### Data under study:

○ ○ ○ ○ ○

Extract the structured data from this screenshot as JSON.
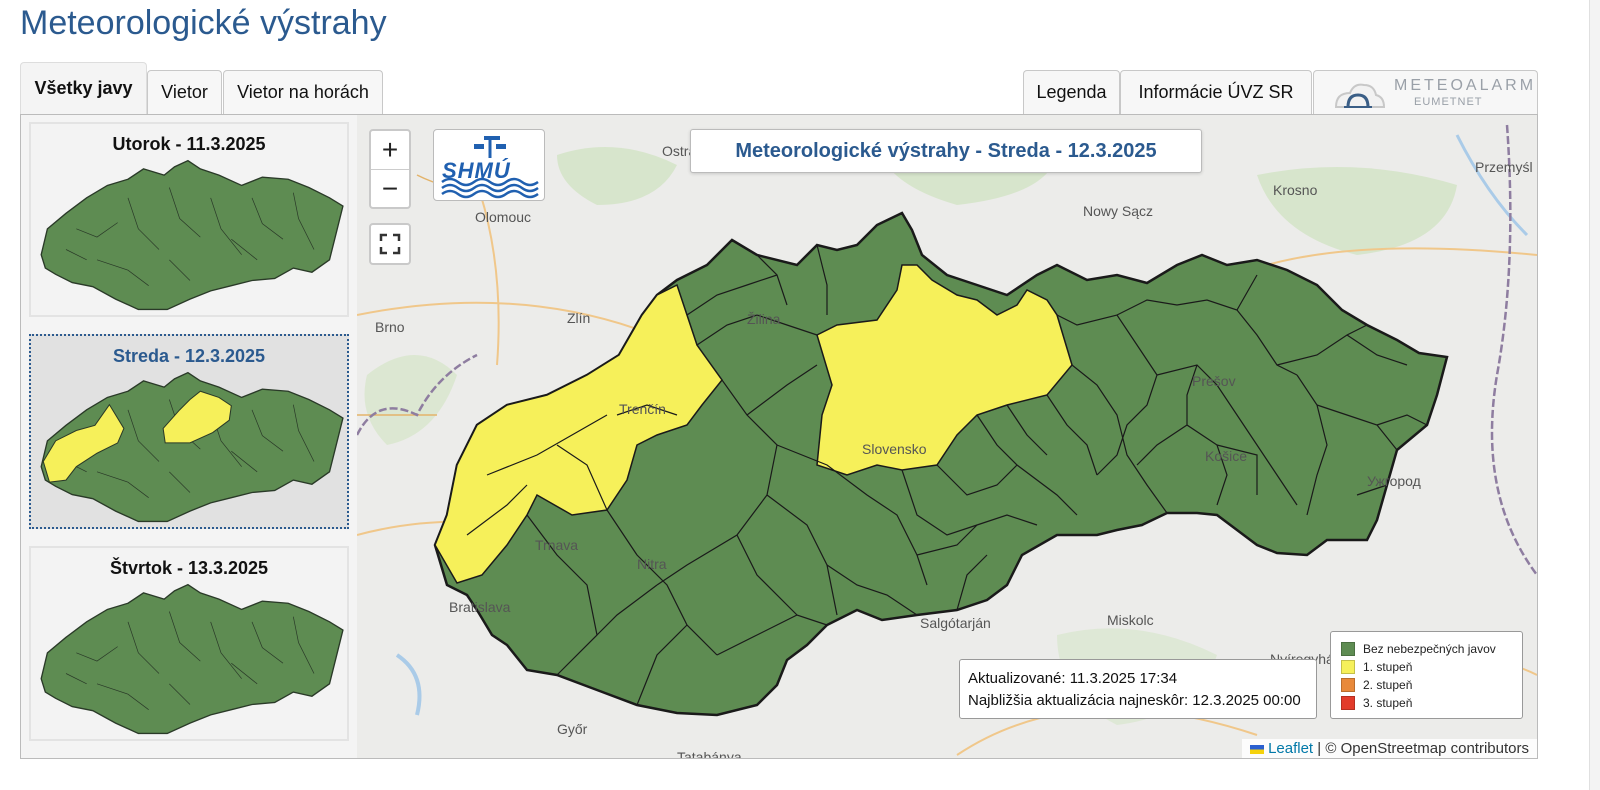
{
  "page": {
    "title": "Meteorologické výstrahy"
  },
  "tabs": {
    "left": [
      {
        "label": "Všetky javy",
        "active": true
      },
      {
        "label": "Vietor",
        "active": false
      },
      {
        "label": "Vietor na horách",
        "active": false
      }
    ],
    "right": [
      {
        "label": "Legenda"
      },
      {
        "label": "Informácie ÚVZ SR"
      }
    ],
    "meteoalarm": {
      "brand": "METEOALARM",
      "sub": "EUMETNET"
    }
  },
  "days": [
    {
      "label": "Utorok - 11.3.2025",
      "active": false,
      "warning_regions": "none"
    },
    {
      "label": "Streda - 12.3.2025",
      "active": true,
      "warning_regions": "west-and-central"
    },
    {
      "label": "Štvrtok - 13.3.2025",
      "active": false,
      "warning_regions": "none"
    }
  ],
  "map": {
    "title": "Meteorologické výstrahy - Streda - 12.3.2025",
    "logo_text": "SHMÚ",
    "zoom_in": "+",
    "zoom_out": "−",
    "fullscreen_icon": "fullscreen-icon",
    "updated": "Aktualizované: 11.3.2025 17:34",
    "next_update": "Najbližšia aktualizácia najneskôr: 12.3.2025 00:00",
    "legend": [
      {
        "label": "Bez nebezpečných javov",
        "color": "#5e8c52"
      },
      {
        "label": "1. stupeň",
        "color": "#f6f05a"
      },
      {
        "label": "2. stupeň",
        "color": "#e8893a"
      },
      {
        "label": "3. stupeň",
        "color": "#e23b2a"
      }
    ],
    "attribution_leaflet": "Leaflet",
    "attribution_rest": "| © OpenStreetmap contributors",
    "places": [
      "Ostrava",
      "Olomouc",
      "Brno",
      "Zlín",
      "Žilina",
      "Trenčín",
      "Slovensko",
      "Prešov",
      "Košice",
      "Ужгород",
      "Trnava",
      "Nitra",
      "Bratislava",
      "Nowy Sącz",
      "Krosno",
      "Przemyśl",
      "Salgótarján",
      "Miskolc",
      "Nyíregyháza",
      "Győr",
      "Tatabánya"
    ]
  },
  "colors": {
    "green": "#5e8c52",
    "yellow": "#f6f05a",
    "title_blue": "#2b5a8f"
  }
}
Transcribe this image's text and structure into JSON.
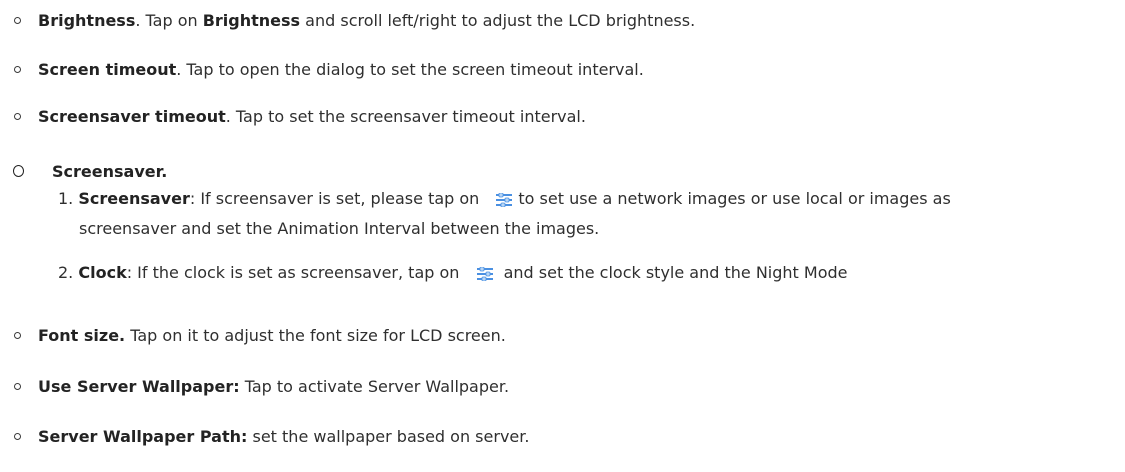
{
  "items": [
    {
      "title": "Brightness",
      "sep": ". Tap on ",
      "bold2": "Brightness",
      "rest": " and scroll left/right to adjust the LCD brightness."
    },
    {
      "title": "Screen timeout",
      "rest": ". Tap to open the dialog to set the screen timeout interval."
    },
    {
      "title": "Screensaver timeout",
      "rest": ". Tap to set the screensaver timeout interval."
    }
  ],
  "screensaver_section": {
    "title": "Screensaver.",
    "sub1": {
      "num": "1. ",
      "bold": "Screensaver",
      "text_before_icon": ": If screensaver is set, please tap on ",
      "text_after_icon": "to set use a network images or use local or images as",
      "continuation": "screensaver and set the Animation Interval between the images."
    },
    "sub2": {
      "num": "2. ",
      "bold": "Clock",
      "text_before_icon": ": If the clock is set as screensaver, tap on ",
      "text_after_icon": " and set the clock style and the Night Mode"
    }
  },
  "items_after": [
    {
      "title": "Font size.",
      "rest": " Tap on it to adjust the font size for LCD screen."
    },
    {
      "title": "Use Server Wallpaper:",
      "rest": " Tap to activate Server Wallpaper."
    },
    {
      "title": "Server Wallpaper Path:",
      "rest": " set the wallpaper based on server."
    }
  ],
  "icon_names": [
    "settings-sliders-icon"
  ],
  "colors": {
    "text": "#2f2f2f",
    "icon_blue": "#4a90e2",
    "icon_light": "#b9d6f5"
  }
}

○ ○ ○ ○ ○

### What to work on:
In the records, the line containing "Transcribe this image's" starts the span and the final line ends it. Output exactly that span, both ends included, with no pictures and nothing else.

### Completed exercise:
Transcribe this image's text and structure into JSON.
{
  "items": [
    {
      "title": "Brightness",
      "sep": ". Tap on ",
      "bold2": "Brightness",
      "rest": " and scroll left/right to adjust the LCD brightness."
    },
    {
      "title": "Screen timeout",
      "rest": ". Tap to open the dialog to set the screen timeout interval."
    },
    {
      "title": "Screensaver timeout",
      "rest": ". Tap to set the screensaver timeout interval."
    }
  ],
  "screensaver_section": {
    "title": "Screensaver.",
    "sub1": {
      "num": "1. ",
      "bold": "Screensaver",
      "text_before_icon": ": If screensaver is set, please tap on ",
      "text_after_icon": "to set use a network images or use local or images as",
      "continuation": "screensaver and set the Animation Interval between the images."
    },
    "sub2": {
      "num": "2. ",
      "bold": "Clock",
      "text_before_icon": ": If the clock is set as screensaver, tap on ",
      "text_after_icon": " and set the clock style and the Night Mode"
    }
  },
  "items_after": [
    {
      "title": "Font size.",
      "rest": " Tap on it to adjust the font size for LCD screen."
    },
    {
      "title": "Use Server Wallpaper:",
      "rest": " Tap to activate Server Wallpaper."
    },
    {
      "title": "Server Wallpaper Path:",
      "rest": " set the wallpaper based on server."
    }
  ],
  "icon_names": [
    "settings-sliders-icon"
  ],
  "colors": {
    "text": "#2f2f2f",
    "icon_blue": "#4a90e2",
    "icon_light": "#b9d6f5"
  }
}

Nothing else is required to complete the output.